WORK TO COMPLETE: Write the line that contains "What's the underlying" and each one after it, word for word, ending with the final line of the data.

SUPPLIED DATA:

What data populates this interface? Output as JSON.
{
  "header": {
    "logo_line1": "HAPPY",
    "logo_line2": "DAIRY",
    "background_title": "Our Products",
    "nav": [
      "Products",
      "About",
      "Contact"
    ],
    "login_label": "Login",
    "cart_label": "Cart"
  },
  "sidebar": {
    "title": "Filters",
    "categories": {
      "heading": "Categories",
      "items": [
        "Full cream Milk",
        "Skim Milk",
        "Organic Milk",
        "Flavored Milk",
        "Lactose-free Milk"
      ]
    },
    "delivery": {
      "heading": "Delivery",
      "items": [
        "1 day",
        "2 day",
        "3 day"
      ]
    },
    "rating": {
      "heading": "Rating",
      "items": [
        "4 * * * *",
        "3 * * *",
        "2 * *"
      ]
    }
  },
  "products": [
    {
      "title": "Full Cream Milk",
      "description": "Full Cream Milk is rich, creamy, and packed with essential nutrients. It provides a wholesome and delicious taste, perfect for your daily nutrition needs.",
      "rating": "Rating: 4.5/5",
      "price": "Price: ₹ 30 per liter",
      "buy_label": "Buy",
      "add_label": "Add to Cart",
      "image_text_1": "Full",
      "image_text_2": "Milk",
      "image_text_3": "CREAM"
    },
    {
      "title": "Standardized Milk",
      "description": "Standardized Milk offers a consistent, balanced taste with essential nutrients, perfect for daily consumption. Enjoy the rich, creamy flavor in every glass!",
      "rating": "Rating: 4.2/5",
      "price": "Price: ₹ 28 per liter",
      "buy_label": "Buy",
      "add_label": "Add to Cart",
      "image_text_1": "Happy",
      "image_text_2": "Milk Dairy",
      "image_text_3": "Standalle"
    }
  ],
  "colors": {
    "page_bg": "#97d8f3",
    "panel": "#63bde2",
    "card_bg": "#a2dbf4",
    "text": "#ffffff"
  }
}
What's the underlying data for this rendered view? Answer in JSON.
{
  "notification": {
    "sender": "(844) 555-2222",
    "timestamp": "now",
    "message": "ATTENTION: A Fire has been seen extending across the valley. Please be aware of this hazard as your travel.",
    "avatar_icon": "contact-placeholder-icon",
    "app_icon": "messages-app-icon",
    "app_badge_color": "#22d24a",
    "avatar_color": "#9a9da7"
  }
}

ANSWER TO THE PROBLEM:
What's the underlying data for this rendered view? Answer in JSON.
{
  "notification": {
    "sender": "(844) 555-2222",
    "timestamp": "now",
    "message": "ATTENTION: A Fire has been seen extending across the valley. Please be aware of this hazard as your travel.",
    "avatar_icon": "contact-placeholder-icon",
    "app_icon": "messages-app-icon",
    "app_badge_color": "#22d24a",
    "avatar_color": "#9a9da7"
  }
}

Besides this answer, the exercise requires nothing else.